It may be tempting to avoid paying unpaid taxes until they are passed the collection statute expiration date (CSED) — a date after which the Internal Revenue Service (IRS) cannot collect on unpaid tax amounts — but doing so only creates more problems. The agency might put a tax lien on your house, for example, a situation that can quickly become complicated, stressful, and even more expensive than you might have imagined.
It’s thus best to avoid having your tax debt go to collections in the first place, as paying your taxes on time helps you avoid the penalties, disruptions, and hassles that come with the IRS collection of back taxes. U.S. taxpayers who find themselves in such debt may need help from a tax professional to navigate the system, make a payment plan, and create a strategy for moving forward. Here’s what you need to know about the collection statute expiration date.
How a Tax Debt Goes Into Collections
If you do not pay your full tax liability when it’s due, the IRS will send you a bill for the unpaid amount, plus penalties and interest. This is the start of the collections process, and there are several facts you should keep in mind:
- Interest compounds daily and late fees are assessed monthly, so you need to take action quickly.
- You may have the option to create an installment payment plan, a partial payment installment agreement (PPIA), or an offer in compromise (OIC).
- If you don’t make some kind of payment agreement for your tax liability, the IRS will find a way to collect the money on their own.
This could include a federal tax lien, seizure of assets (like bank and retirement accounts) or property, or withholding of future tax refunds. You are now in collections.
Collection Statute Expiration Date
The collections process cannot go on indefinitely, though: There is a collection statute expiration date that occurs 10 years from the date of assessment, and each tax assessment in one year has its own CSED. After that period, the IRS no longer has a right to collect your tax debt.
Your tax debt may be assigned to a private collection agency in certain circumstances, but you will still make all payments directly to the IRS. The latter notifies you by mail in advance if collection action will be taken by a private agency.
7 Must-Know CSED Extensions
The CSED is suspended during the bankruptcy period, and extended for six months afterward.
- Collection Due Process Appeal Request
The CSED is extended for at least 90 days or as long as it takes between the taxpayer’s request for appeal and when a decision is made.
- Offer in Compromise
No tax collection can occur while an offer in compromise is pending with the IRS, and the CSED is suspended for 30 days after a rejection of the offer and during the appeals period (if the rejection is appealed).
- Installment Agreements
The CSED is suspended while the installment agreement is pending and for 30 days after a rejection or the termination date. It’s also suspended during the appeals process, if either the rejection or termination is appealed.
- Innocent Spouse

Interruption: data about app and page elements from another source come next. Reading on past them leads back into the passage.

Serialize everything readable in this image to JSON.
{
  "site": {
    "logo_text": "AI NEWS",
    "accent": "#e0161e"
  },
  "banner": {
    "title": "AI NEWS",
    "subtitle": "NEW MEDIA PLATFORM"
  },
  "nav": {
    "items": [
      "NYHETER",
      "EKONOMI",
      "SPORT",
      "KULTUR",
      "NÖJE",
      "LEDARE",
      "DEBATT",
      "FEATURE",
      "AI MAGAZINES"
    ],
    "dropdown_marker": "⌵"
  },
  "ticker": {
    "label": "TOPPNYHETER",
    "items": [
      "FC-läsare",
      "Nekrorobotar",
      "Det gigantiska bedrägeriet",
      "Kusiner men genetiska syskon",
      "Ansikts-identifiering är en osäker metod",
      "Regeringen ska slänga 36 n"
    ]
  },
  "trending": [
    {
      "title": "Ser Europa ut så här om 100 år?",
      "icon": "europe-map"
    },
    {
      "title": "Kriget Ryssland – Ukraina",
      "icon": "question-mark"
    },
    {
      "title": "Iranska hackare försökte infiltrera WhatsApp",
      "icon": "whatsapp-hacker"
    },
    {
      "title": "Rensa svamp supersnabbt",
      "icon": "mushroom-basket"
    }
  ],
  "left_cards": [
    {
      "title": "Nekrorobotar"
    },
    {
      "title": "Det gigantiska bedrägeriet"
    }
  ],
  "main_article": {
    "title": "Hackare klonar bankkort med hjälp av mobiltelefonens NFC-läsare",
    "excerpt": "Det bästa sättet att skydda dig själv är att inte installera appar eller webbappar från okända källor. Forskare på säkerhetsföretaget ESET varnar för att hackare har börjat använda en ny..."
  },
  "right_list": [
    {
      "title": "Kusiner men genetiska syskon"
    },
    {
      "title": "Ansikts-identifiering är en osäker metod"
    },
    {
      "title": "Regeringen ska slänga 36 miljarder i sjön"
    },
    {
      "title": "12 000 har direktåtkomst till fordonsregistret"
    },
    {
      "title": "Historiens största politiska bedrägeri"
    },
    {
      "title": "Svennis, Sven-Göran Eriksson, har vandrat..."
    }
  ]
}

If you believe you’re being held responsible for a tax liability for which only your current or former spouse should be responsible, you can file an innocent spouse claim. The CSED will be suspended from the date you file it through the signing of the waiver or the expiration of the 90-day window for petitioning the Tax Court. If you do file the Tax Court petition, it’s extended through the date of the court’s decision plus 60 days.
- Taxpayers Living Outside the U.S.
Your CSED is suspended for the time you’re out of the country if you’re gone for six continuous months or more. It gets extended for six months after you return to the U.S. so the IRS has time left on the collection period to settle your tax balance.
- Service in a Combat Zone
The CSED is suspended during military members’ time serving in combat zones or hazardous duty areas, or if they are hospitalized as a result of that service. It’s extended for 180 days after their last day of service/hospitalization.
There are other situations that may result in CSED extensions, but those listed above are some of the most common.
An important note: The IRS is fallible, and date miscalculations do occur. This can lead to a collection period that extends beyond the actual collection statute expiration date, which would be a violation of your rights as a U.S. taxpayer. It therefore pays to know the expiration dates associated with your IRS account.
What Happens When the CSED Expires?
After the collection statute expiration date, the IRS no longer has a right to collect payments from you on the related taxes. That debt is written off. The IRS won’t tell you that your date has come and gone, but will simply stop trying to collect the tax debt.
While that can seem like a relief, your tax problems may not be over. Each tax assessment in each tax year has its own IRS CSED, so you may still have to work to pay down other tax debt. It’s also important to look at your tax situation going forward so you don’t miss future payments and run into the same issues again.
Tax Problems? Schedule Your Free Consultation!
The complicated tax laws in the United States can be confusing and overwhelming, but help is available. If you’re dealing with late tax payments, penalties, and collections, reach out to a tax attorney for help. The staff at Silver Tax Group knows the system and can help you ensure you know your rights, take advantage of available payment options to get back on track, and meet all deadlines to keep the process as simple as possible.
Contact Silver Tax Group to speak with an expert about any IRS collection statute expiration date questions you might have.